Introducing a series of posts from the front-line of dementia care
It had been twenty years since I’d last dealt with bodily fluids that didn’t belong to either small children or one of the dogs. But here I was at 7am on a Saturday morning helping to wash and dress a chap called Ted. Ted has severe Alzheimer’s Disease. He cannot walk or talk, and needs constant assistance to do just about everything.
Before this, my last encounter with Alzheimer’s had been twenty years ago. I was training to be a Registered Mental Nurse and what was then known as ‘Psychogeriatrics’ really wasn’t the most popular placement for students. Hardly surprising for a specialty sounding like a David Lynch movie and promising little more than a seven hour shift full of old people’s bits and an ocean of human waste. But I finished my placement through gritted teeth and carried on toward a career with mentally disordered offenders and far, far away from the ravages of dementia.
So wiping Ted’s bum on a Saturday morning while normal people were having a lie-in could reasonably be described as a culture shock for one who normally earns a living travelling up and down the country running courses, or sitting at home bashing away at a laptop. But in six months as a relief care assistant I’ve learnt an incredible amount. About life. About death. About people. And a lot about dementia.
There was a time when dementia was, as it seemed to us student nurses, the unfashionable, unseen and unmentionable of health care. But more recently the blogosphere, social media, a smattering of telly and a renewed interest in the harm that can come to a group of people who are just about as vulnerable as it’s possible to be has made dementia a great deal more visible than it has been in the past.

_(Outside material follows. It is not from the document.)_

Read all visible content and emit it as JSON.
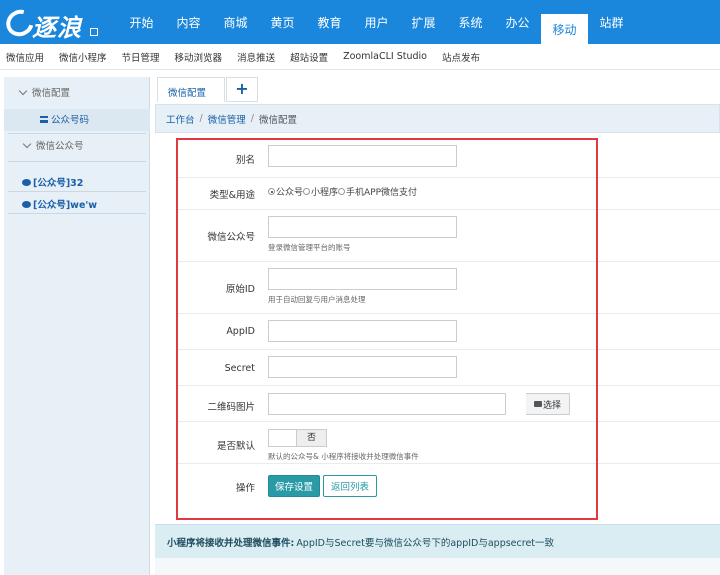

It is now something most people are aware of, even where they haven’t been touched by it themselves.
But there remains one perspective pretty much invisible to the dementia story. Not those of the sons and daughters of sufferers, many of whom have provided moving and hugely educational accounts of Alzheimers, Vascular, Lewy Body and all the other conditions which form the umbrella of ‘dementia’.
There are around 18000 nursing and residential care homes in the UK. They will be staffed by a team of mainly unqualified care assistants, primarily female and paid minimum or near minimum wage, In many cases they will have had just about enough training to tick a box and satisfy the CQC inspector, and may often have little command of English.
Theirs is pretty much a silence broken only by the odd hidden camera expose of physical abuse, verbal hostility or theft, or the ever growing focus on care home scandals where residents are left starving, dehydrated and rotting in their own excrement. If they work in people’s own homes as domiciliary carers, they don’t turn up, or when they do, spend barely any of the allotted (and paid for) time with their clients. We hear some pretty terrible stuff, but how often do we hear the care assistants’ side of the story?
Most people working on the front line of dementia care aren’t big on talking about what they do. From my own experience, this certainly isn’t because they’re inarticulate or have nothing to say. They’re just too busy putting in enough minimum wage hours to pay the gas bill. So this is a carers-eye view of a degenerative brain condition which ranges from the mild early-stage to the severe, terminal condition we rather clumsily lump into the term ‘dementia.’ It won’t always be easy reading and there will be mention of things we British would never normally mention, but I’m lucky to work in the sort of home where good things happen as well.
Next Time: CARE HOME DIARIES PART 2: ‘The Good, the Bad and the Ugly’ where I get a job at Hill View House just as I start to think of social care as the new slave trade. Well, I still do. A bit.